Galway’s status as a city has always been debatable. Nevertheless, it is historically known as ‘the City of the Tribes’, and if you happen to be around Eyre Square, in the heart of the city, at around say 3a.m, you may spot various tribes engage in combat outside Supermacs ( a Galwegian fast food outlet specialising in contemporary Irish culinary delights).
But city or nay, most people have heard about
Galway. There’s the races, who hasn’t been to the races? Then there’s the Arts Festival; there’s Cuirt, the international festival of literature; Baboro is a festival for kids; there are at least two Oyster festivals with a film Fleadh thrown in somewhere in the middle.
More recently there was the Volvo Ocean Race and on foot of that there have been a good few boat festivals attracting polo shirted men in deck shoes accompanied by leggy blondes with an attitude. And there doesn’t even have to be a festival for the place to fill up in the summer months. You always know the tourists: sensible raincoats, aran sweaters, expensive cameras and a stressed out frown brought on by the price of Guinness and a bowl of chowder. They call Galway ‘Gallaway’ if they’re European, whilst Americans pronounce the ‘gal’ in Galway as if it was the
Galway gal and not gal as in gallstones.
So in other words, I live in a so called city that has been taken over by festivals or tourists for most of the year. The thing is, though, this place really only comes to life around late September, when the rest of the world goes home and
Galway turns back into a little town again. The rain doesn’t get any worse than it is during the summer months, but you don’t feel cheated anymore, because although the weather is more or less shit all year round, the calendar is telling you that it’s ok to light the fire and order pizza. You can watch telly without having that guilty feeling that you should be at the launch of some book or play or film and if you do go out the pubs start offering alternatives to Irish dancing, Irish music and traditional Irish shows that traditional Irish people wouldn’t ever set foot in.
That’s why today was a good day in
Galway. It was pissing rain and not a raincoat in sight, there wasn’t a queue for the ATM, everyone was in bad form and the general consensus was that really, what else could our leader have done here last week but get pissed and make an eejit of himself on national radio? It just made me ask that question again, are we a town or a city? Then I remembered that KFC recently opened in Galway and that it costs €2.50 an hour to park in town.
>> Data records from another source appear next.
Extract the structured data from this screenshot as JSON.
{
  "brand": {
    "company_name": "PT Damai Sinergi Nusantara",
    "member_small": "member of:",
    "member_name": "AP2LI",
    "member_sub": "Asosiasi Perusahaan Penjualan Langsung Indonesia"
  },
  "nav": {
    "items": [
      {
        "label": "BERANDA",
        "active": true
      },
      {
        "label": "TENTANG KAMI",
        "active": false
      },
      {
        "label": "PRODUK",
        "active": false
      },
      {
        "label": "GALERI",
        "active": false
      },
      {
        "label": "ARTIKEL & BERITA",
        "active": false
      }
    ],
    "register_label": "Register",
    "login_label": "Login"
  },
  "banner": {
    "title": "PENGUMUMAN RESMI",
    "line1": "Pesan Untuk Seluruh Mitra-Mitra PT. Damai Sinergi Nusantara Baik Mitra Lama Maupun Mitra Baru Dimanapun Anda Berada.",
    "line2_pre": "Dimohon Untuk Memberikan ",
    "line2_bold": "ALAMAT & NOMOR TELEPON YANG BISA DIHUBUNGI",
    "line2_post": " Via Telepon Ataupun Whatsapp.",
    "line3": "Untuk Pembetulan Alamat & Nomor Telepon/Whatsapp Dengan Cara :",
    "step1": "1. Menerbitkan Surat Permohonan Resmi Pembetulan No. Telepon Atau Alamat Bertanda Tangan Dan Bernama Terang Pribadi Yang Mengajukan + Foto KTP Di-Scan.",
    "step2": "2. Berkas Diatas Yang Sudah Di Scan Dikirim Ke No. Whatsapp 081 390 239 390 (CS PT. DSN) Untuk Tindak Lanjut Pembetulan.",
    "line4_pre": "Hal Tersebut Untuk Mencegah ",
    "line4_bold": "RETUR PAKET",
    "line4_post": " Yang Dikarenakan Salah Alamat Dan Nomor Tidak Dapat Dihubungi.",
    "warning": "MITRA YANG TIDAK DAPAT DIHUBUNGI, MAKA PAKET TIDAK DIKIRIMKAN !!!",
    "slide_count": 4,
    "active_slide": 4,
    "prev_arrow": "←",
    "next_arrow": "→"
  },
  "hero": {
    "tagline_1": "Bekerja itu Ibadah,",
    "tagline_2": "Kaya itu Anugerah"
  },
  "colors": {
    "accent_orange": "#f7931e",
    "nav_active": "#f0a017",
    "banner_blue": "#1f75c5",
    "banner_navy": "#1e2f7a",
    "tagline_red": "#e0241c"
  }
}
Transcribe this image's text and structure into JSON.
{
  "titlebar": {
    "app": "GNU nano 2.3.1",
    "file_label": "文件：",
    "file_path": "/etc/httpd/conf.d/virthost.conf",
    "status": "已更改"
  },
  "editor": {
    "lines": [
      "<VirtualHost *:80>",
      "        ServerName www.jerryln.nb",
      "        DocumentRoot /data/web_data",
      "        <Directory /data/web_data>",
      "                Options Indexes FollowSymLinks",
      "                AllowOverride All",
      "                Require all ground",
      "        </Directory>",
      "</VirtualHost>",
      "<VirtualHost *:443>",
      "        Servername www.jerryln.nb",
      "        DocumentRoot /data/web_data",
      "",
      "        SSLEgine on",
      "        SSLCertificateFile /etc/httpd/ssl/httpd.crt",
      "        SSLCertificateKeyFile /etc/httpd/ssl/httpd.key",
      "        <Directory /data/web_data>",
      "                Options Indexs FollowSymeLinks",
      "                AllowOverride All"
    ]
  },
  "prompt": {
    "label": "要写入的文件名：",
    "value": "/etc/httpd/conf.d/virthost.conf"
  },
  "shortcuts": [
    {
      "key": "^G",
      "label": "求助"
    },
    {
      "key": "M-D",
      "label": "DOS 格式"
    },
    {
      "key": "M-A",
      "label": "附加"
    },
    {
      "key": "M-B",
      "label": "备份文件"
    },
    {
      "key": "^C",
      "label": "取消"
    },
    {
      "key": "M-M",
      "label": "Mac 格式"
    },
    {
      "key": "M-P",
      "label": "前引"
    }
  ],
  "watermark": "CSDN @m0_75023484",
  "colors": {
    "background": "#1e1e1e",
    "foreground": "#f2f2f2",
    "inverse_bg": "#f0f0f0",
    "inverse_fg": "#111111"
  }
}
There’s a place near the docks that sells Japanese food and a transvestite works in the hairdressers on the main street. So yeah, that’s it really, isn’t it? City. Definitely a city.